While I'm with David in his calling out of the NPR intern, I take pretty serious umbrage to his lumping together of all copyright reform advocates as corporate stooges and his assertion that "the duration of the copyright term is pretty much irrelevant for an ethical discussion."

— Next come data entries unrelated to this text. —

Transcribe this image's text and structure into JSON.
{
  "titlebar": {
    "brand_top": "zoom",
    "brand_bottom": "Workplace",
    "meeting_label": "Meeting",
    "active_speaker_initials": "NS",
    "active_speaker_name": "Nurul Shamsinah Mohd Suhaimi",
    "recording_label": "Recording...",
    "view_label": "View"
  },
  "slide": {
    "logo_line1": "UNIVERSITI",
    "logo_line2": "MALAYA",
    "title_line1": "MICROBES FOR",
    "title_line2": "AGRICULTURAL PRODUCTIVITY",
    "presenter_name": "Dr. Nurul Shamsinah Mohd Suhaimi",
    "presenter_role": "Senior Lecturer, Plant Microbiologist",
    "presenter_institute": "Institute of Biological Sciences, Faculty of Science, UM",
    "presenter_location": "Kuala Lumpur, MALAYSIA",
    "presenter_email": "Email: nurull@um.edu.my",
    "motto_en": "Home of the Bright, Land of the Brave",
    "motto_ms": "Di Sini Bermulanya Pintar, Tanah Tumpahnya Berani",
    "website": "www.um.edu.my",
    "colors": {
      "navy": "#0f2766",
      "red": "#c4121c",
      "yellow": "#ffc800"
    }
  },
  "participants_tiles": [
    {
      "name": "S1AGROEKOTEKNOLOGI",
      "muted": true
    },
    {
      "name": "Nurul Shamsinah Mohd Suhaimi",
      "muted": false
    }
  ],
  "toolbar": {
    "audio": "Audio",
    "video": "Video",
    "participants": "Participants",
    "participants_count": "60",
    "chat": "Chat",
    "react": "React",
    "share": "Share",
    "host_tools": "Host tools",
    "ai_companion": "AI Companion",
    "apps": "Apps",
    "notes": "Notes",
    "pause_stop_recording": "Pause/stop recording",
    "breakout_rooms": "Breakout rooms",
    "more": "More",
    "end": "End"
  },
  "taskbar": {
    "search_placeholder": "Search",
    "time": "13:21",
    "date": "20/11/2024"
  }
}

Duration of copyright term is entirely relevant to an ethical discussion of how law can best "promote the Progress of Science and useful Arts," which is what the US Constitution says that copyright is intended to do. Giving creators a time period in which they can exercise financial control over their work as though it were real property is clearly a part of this, but extending the duration and expanding the scope of protection every time Mickey Mouse is about to enter the public domain is exactly the sort of big corporations remaking the norms to their own benefit that he accuses the Free Culture folks of engaging in. The original statute gave you 14 years of exclusive protection, plus another 14 years if the author remained alive at the first expiration; today it's the lifetime of the author plus 70 years (or 95 years from the date of publication for corporately authored expression, like most Hollywood films). A lot of us ivory tower eggheads who deal with this stuff for a living (think this is particularly harmful since it's of no benefit to a deceased artist to collect royalties, and given how many of the enduring works of our culture have been adaptations of already existing works. Surely a healthy regime of copyright has got to strike a balance between giving creators a right to make a decent and dignified living with their own work and putting that work into the public domain where it can be drawn on by future artists, as it has been for centuries.

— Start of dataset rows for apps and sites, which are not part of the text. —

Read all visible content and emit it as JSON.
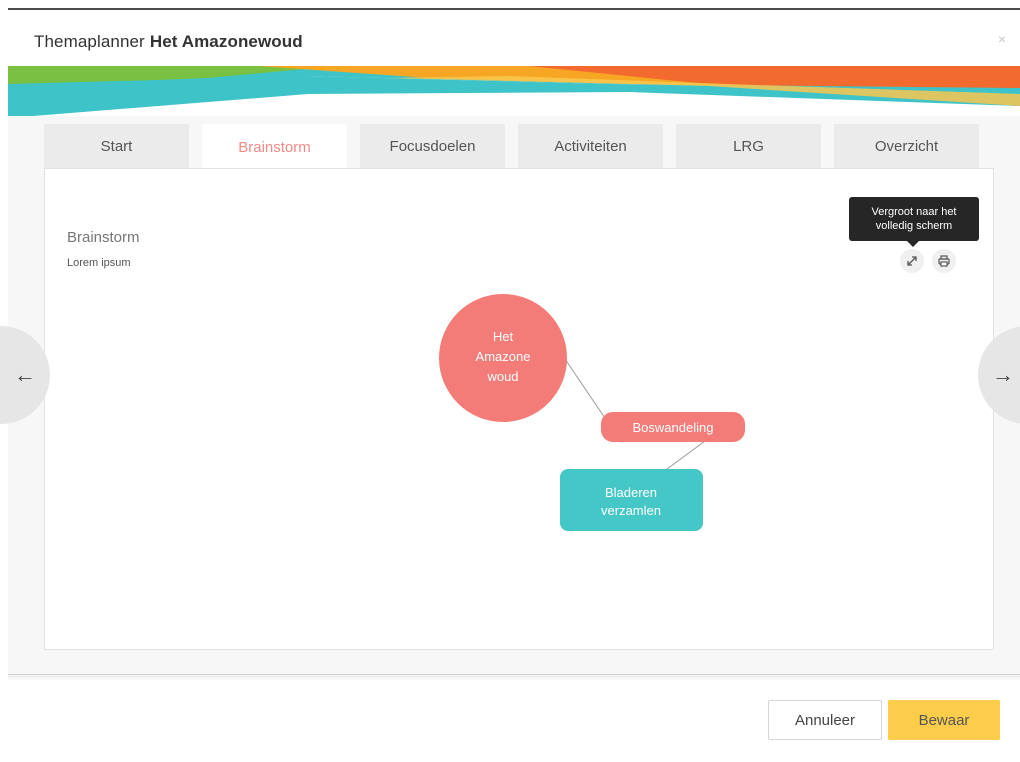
{
  "header": {
    "title_prefix": "Themaplanner",
    "title_main": "Het Amazonewoud",
    "close_label": "×"
  },
  "tabs": [
    {
      "label": "Start"
    },
    {
      "label": "Brainstorm"
    },
    {
      "label": "Focusdoelen"
    },
    {
      "label": "Activiteiten"
    },
    {
      "label": "LRG"
    },
    {
      "label": "Overzicht"
    }
  ],
  "active_tab": "Brainstorm",
  "content": {
    "title": "Brainstorm",
    "subtitle": "Lorem ipsum",
    "tooltip_line1": "Vergroot naar het",
    "tooltip_line2": "volledig scherm",
    "expand_icon": "expand-icon",
    "print_icon": "print-icon"
  },
  "mindmap": {
    "center": {
      "line1": "Het",
      "line2": "Amazone",
      "line3": "woud",
      "color": "#f47c78"
    },
    "node1": {
      "label": "Boswandeling",
      "color": "#f47c78"
    },
    "node2": {
      "line1": "Bladeren",
      "line2": "verzamlen",
      "color": "#45c6c7"
    }
  },
  "nav": {
    "prev_icon": "arrow-left-icon",
    "next_icon": "arrow-right-icon",
    "prev_glyph": "←",
    "next_glyph": "→"
  },
  "footer": {
    "cancel_label": "Annuleer",
    "save_label": "Bewaar"
  },
  "colors": {
    "accent": "#f28b87",
    "save": "#fbcd4a",
    "teal": "#45c6c7"
  }
}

I mention this here not to make the argument that corporate abuses of our political system to extend copyright beyond reason (because make no mistake, as soon as that Mouse is up for public domain status again the Disney empire will spend as much in campaign contributions as it takes to get the law changed) in any way justifies ip theft. Until you can feed an mp3 to a starving child there's nothing that would begin to constitute an ethical justification of outright piracy. But Lowery's portrayal of himself as standing up for the little-guy against big bad corporate interests is only half the story, and many people who advocate for intelligent copyright reform (note that I say reform, not abolition) see the situation in reverse.

kirk tuck said...

Now that was brilliantly stated. Thank you.